REPETITA IUVANT - HOW TO DISTINGUISH BETWEEN MILORD/GENTLEMEN IN RESIN OR CELLUOID
I keep on receiving requests from collectors and users who are not able to distinguish between Milord and Gentlemen pens in celluloid and resin.
Although I have already approached this subject, I will do it again, following the Latin saying “repetita iuvant” and hoping to make things easier to understand.
Actually the pens are very very similar. Design and size are almost identical but there are a few details which can easily help to identify time of production and material.
A pinch of history:
According to the Omas Book ( Emilio Dolcini - Omas - ed. OPS) Milord and Gentlemen models were introduced in 1963. Actually, the real date of introduction must be a bit later, probably after 1965, since an Omas catalogue from that year does not include them, yet.

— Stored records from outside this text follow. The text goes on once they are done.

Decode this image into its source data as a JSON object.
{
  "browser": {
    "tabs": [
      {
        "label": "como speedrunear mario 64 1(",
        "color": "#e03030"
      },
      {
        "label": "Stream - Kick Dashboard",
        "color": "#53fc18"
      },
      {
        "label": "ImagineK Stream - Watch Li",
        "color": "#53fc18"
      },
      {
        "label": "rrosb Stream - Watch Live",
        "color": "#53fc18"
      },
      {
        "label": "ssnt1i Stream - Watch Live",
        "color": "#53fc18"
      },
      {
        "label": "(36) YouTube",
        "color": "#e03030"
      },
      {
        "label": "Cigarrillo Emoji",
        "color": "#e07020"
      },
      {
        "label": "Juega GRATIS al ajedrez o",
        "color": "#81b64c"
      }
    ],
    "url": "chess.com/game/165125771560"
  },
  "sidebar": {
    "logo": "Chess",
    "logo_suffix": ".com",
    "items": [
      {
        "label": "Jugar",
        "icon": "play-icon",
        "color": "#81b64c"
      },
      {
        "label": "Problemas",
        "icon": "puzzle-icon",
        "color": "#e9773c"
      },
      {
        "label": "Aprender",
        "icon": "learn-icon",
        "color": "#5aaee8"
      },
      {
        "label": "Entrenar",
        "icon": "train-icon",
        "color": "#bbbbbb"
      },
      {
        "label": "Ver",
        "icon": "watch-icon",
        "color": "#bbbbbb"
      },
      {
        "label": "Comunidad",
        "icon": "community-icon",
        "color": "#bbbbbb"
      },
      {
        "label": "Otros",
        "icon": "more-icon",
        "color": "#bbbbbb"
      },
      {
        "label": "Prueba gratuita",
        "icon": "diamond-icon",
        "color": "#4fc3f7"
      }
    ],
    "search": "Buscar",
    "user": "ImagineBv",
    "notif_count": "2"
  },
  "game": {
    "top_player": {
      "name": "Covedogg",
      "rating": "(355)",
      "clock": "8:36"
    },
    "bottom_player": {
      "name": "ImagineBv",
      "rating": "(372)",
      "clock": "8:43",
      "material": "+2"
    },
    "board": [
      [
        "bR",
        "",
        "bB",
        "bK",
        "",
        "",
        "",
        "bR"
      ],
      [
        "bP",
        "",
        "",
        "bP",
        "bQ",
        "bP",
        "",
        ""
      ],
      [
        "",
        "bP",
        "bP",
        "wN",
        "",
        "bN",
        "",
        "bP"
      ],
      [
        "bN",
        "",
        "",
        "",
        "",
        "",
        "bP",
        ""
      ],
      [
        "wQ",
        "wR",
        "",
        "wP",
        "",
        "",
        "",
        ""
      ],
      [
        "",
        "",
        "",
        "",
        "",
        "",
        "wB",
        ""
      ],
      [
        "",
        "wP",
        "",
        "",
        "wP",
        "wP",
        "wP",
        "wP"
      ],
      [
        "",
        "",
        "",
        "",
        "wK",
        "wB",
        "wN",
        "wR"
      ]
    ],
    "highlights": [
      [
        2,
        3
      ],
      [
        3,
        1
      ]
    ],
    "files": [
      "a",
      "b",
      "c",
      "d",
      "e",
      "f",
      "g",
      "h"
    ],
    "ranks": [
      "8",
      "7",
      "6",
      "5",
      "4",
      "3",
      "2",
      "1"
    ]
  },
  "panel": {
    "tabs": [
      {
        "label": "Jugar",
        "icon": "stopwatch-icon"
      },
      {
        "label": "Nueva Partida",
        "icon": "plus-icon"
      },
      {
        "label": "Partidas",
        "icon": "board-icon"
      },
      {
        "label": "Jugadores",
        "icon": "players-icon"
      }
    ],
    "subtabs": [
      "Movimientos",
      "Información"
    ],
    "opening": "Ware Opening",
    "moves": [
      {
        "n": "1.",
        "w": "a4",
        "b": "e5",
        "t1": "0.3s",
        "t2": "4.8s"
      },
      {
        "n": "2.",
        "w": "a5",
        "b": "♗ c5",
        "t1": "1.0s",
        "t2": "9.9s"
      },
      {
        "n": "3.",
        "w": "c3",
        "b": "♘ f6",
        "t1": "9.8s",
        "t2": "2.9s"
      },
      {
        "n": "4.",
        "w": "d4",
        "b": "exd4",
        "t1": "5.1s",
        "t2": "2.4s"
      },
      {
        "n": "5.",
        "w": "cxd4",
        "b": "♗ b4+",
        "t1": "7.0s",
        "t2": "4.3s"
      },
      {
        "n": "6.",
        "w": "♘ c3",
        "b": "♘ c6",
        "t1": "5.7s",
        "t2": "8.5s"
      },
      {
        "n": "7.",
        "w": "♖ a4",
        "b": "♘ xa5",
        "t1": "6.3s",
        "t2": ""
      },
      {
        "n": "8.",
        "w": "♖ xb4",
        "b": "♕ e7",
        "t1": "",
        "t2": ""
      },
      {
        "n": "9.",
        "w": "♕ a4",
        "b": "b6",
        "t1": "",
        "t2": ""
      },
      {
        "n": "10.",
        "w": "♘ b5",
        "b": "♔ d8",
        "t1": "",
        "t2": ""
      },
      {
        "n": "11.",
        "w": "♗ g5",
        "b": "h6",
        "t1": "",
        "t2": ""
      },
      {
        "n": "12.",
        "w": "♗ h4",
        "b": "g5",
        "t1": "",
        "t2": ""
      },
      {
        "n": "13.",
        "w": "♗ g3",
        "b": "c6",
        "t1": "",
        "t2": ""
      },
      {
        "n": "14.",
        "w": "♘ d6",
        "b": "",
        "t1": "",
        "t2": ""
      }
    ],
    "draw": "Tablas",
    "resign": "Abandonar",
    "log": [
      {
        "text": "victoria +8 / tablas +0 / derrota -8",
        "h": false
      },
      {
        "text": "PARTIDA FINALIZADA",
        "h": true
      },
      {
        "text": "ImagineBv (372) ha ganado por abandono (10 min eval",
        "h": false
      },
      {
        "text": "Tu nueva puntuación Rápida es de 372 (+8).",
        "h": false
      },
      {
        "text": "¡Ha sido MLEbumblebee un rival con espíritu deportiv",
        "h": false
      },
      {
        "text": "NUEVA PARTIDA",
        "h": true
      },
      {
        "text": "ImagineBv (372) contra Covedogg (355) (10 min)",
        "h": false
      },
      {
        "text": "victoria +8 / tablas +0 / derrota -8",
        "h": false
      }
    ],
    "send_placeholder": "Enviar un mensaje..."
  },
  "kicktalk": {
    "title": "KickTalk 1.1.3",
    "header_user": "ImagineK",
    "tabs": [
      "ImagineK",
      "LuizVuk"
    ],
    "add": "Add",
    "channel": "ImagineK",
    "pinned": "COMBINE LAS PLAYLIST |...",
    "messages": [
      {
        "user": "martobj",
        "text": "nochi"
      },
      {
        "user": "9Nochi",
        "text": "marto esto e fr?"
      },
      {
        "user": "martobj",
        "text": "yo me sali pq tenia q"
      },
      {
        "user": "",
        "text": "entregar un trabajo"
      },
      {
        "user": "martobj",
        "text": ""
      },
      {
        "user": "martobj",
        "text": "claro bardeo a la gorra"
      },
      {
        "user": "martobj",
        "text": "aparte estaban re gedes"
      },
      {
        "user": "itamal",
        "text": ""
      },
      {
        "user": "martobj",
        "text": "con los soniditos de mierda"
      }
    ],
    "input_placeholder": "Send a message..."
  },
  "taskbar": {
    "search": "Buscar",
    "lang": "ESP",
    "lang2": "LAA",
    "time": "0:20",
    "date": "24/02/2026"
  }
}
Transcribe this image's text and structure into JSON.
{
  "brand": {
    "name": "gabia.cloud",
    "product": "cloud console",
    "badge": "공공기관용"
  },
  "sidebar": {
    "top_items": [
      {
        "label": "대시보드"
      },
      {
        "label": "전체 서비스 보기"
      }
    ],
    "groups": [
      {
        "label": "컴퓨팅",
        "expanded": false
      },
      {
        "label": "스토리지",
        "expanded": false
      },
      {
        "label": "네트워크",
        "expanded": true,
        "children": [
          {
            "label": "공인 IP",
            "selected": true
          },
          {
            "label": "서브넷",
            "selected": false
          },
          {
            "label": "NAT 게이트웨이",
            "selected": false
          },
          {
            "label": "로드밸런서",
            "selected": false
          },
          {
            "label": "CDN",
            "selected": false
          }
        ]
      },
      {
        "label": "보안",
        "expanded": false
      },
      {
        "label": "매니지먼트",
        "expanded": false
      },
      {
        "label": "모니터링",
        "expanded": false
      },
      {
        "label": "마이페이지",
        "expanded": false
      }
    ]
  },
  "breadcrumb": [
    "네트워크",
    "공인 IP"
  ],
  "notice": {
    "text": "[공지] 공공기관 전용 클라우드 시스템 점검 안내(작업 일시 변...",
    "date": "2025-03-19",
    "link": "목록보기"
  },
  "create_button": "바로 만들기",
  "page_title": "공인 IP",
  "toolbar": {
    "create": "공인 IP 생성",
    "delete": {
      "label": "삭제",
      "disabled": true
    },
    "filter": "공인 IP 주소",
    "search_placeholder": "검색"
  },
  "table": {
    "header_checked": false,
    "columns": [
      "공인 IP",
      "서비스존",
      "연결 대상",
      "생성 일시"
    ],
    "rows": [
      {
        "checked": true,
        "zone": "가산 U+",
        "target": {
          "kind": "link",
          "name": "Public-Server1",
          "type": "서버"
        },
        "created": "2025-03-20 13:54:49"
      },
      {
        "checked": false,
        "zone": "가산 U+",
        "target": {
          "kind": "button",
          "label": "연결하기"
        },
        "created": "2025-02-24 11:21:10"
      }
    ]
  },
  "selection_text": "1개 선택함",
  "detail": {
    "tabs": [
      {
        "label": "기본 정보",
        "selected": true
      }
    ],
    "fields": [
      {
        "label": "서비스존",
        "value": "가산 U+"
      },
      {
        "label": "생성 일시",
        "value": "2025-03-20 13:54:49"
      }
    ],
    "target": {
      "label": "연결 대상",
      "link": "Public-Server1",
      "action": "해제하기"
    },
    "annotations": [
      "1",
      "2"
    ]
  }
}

In 1965, Omas was still officially offering 55Xs, 361s (both cylindrical and facetted), Vs and Cs models but no Milord nor Gentlemen.
Given this, the span of life of these models was just a bit longer than 10 years, since they were replaced in the early 1980’s by the line of resin Gentleman, Milord and Paragon pens.
That being said, it is important to clarify that the original assumption that the barrel engraving Gentlemen only refers to pens in celluloid from the 1960s, is not true.
After finding a number of Omas Gentlemen pens in black resin, I think it can be stated that the early resin production of the 1980’s was with the “Gentlemen” engraving and only later on, the name was ( maybe by mistake?) changed into Gentleman
At this point, here are the details you have to check out to be sure to date your pen and define the material.
1) Facets on the cap
Look below the cap bands, if the facets end with a straight line, it is resin.
If the facets end with a rounded design, it is celluloid.
2) Facets on the barrel
The same is true for the way the facets end below the grip. If they form a straight line, it is resin. If they are rounded, it is celluloid.
Celluloid sections have a somewhat lighter outline, while resin sections look a bit sturdier and thicker.
4) Turning knob
Gentlemen and Milord pens in celluloid have the traditional Omas piston filling mechanism, the same as you can find on 55Xs, Extras and Ogivas from the 1950’s; the mechanism is kept in place and assembled using a small pin which goes through the turning knob.
Resin pens of the 1980’s have an injection moulded piston which is assembled in a different way and does not need the pin.
So, if there is a small hole in the turning knob, it is celluloid, if there is no hole, it is resin.
Celluloid Milord and Gentlemen models were fitted with Omas Extra Lucens nibs like the ones used on 55X/F and previously on Extra Lucens Models.
Later Milord and Gentlemen/Gentleman models have instead modern Omas nibs with a round venthole without the engraving Extra Lucens.